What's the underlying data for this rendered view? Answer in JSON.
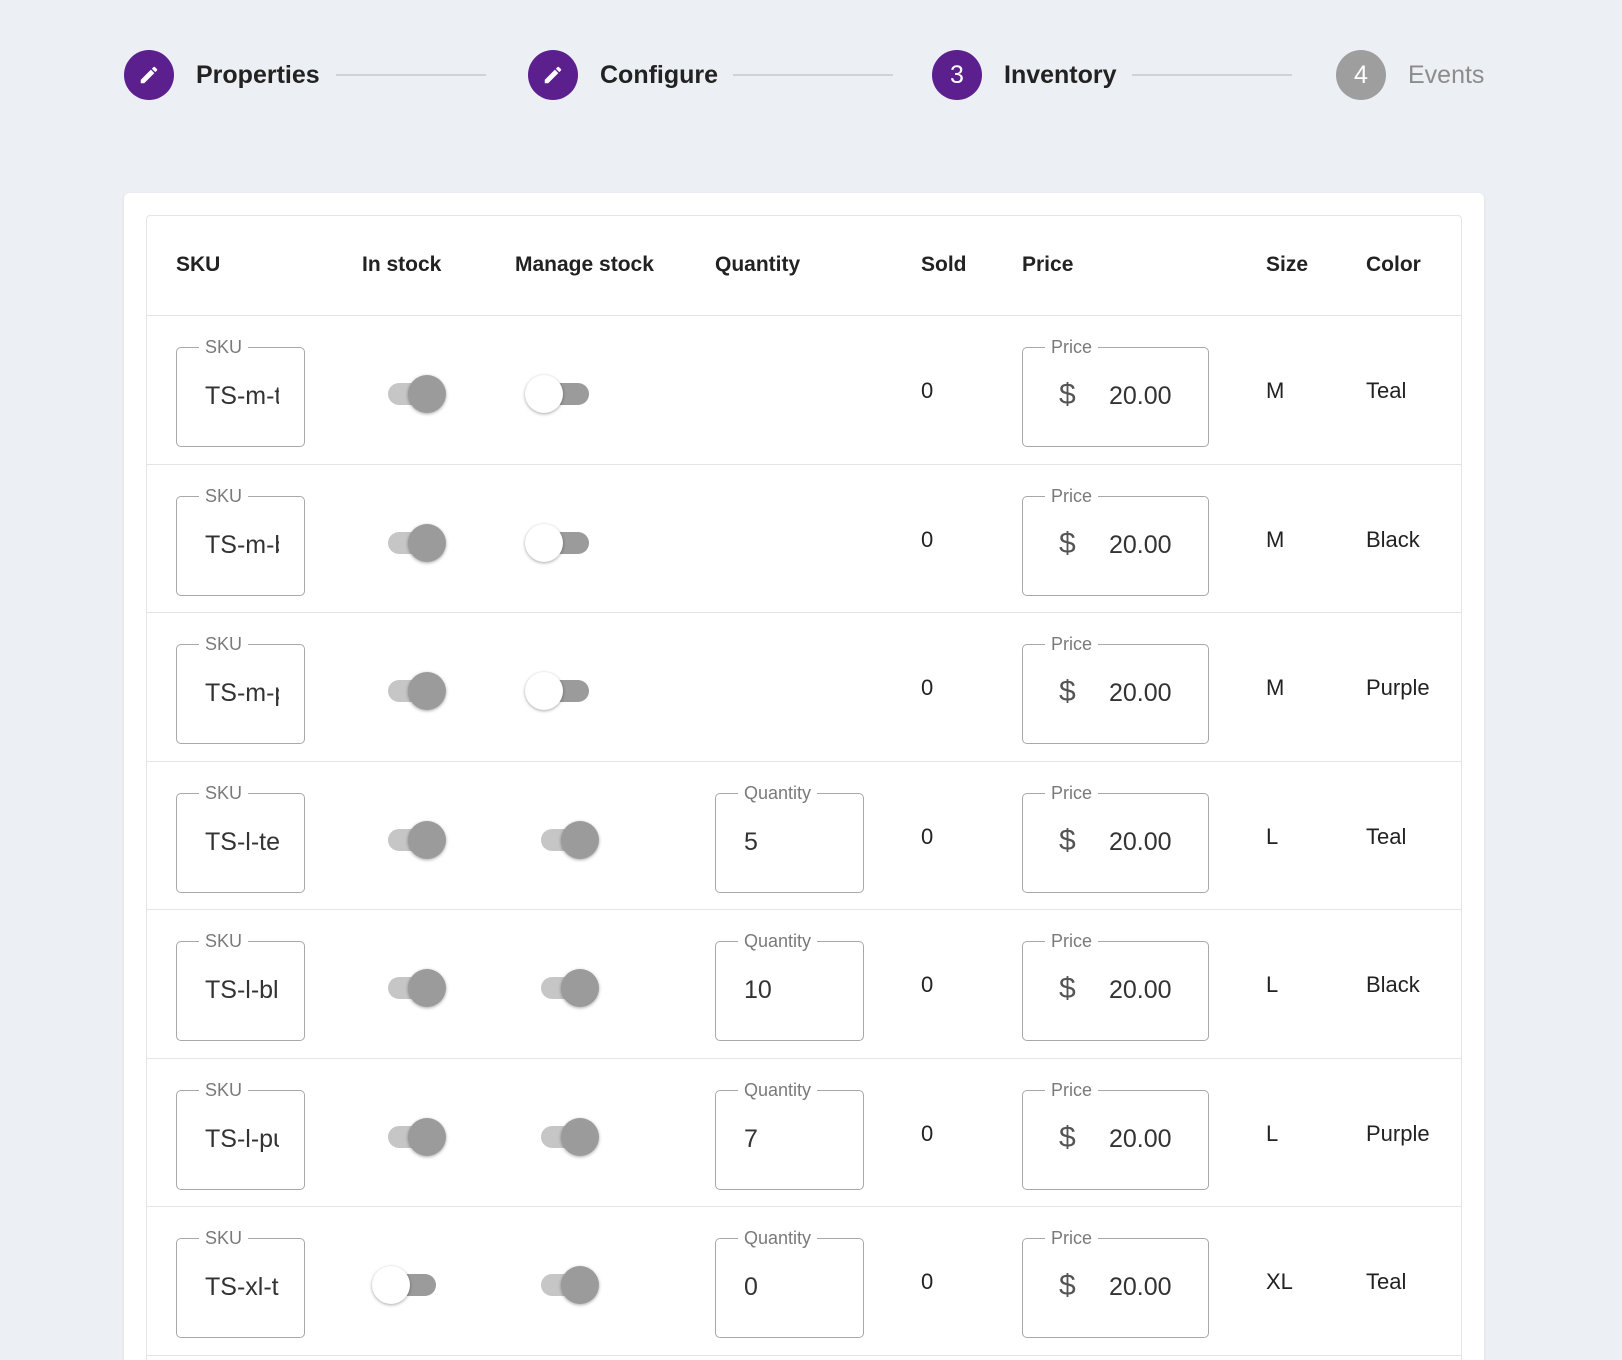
{
  "stepper": {
    "steps": [
      {
        "label": "Properties",
        "marker": "",
        "icon": "pencil-icon",
        "state": "done"
      },
      {
        "label": "Configure",
        "marker": "",
        "icon": "pencil-icon",
        "state": "done"
      },
      {
        "label": "Inventory",
        "marker": "3",
        "state": "active"
      },
      {
        "label": "Events",
        "marker": "4",
        "state": "inactive"
      }
    ]
  },
  "colors": {
    "accent": "#5b1f8e",
    "inactive_step": "#9e9e9e",
    "background": "#eceff3"
  },
  "table": {
    "headers": {
      "sku": "SKU",
      "in_stock": "In stock",
      "manage_stock": "Manage stock",
      "quantity": "Quantity",
      "sold": "Sold",
      "price": "Price",
      "size": "Size",
      "color": "Color"
    },
    "field_labels": {
      "sku": "SKU",
      "quantity": "Quantity",
      "price": "Price",
      "currency": "$"
    },
    "rows": [
      {
        "sku": "TS-m-teal",
        "in_stock": true,
        "manage_stock": false,
        "quantity": null,
        "sold": "0",
        "price": "20.00",
        "size": "M",
        "color": "Teal"
      },
      {
        "sku": "TS-m-black",
        "in_stock": true,
        "manage_stock": false,
        "quantity": null,
        "sold": "0",
        "price": "20.00",
        "size": "M",
        "color": "Black"
      },
      {
        "sku": "TS-m-purple",
        "in_stock": true,
        "manage_stock": false,
        "quantity": null,
        "sold": "0",
        "price": "20.00",
        "size": "M",
        "color": "Purple"
      },
      {
        "sku": "TS-l-teal",
        "in_stock": true,
        "manage_stock": true,
        "quantity": "5",
        "sold": "0",
        "price": "20.00",
        "size": "L",
        "color": "Teal"
      },
      {
        "sku": "TS-l-black",
        "in_stock": true,
        "manage_stock": true,
        "quantity": "10",
        "sold": "0",
        "price": "20.00",
        "size": "L",
        "color": "Black"
      },
      {
        "sku": "TS-l-purple",
        "in_stock": true,
        "manage_stock": true,
        "quantity": "7",
        "sold": "0",
        "price": "20.00",
        "size": "L",
        "color": "Purple"
      },
      {
        "sku": "TS-xl-teal",
        "in_stock": false,
        "manage_stock": true,
        "quantity": "0",
        "sold": "0",
        "price": "20.00",
        "size": "XL",
        "color": "Teal"
      }
    ]
  }
}
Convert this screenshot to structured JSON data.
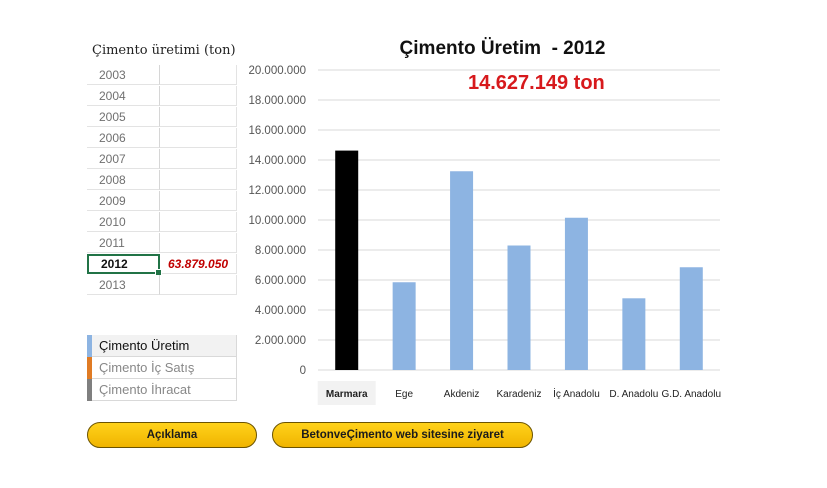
{
  "left_panel": {
    "title": "Çimento üretimi (ton)",
    "years": [
      "2003",
      "2004",
      "2005",
      "2006",
      "2007",
      "2008",
      "2009",
      "2010",
      "2011",
      "2012",
      "2013"
    ],
    "selected_year": "2012",
    "selected_value": "63.879.050"
  },
  "legend": {
    "items": [
      {
        "label": "Çimento Üretim",
        "color": "#8db4e2",
        "active": true
      },
      {
        "label": "Çimento İç Satış",
        "color": "#e07b24",
        "active": false
      },
      {
        "label": "Çimento İhracat",
        "color": "#7f7f7f",
        "active": false
      }
    ]
  },
  "chart": {
    "title": "Çimento Üretim  - 2012",
    "total_label": "14.627.149 ton",
    "highlight_category": "Marmara",
    "highlight_color": "#000000",
    "bar_color": "#8db4e2",
    "gridline_color": "#d9d9d9"
  },
  "chart_data": {
    "type": "bar",
    "title": "Çimento Üretim  - 2012",
    "categories": [
      "Marmara",
      "Ege",
      "Akdeniz",
      "Karadeniz",
      "İç Anadolu",
      "D. Anadolu",
      "G.D. Anadolu"
    ],
    "values": [
      14627149,
      5850000,
      13250000,
      8300000,
      10150000,
      4780000,
      6850000
    ],
    "ylim": [
      0,
      20000000
    ],
    "yticks": [
      "0",
      "2.000.000",
      "4.000.000",
      "6.000.000",
      "8.000.000",
      "10.000.000",
      "12.000.000",
      "14.000.000",
      "16.000.000",
      "18.000.000",
      "20.000.000"
    ],
    "ytick_values": [
      0,
      2000000,
      4000000,
      6000000,
      8000000,
      10000000,
      12000000,
      14000000,
      16000000,
      18000000,
      20000000
    ],
    "grid": true
  },
  "buttons": {
    "aciklama": "Açıklama",
    "website": "BetonveÇimento web sitesine ziyaret"
  }
}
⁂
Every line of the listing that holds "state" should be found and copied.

        "state": "done"
        "state": "done"
        "state": "active"
        "state": "inactive"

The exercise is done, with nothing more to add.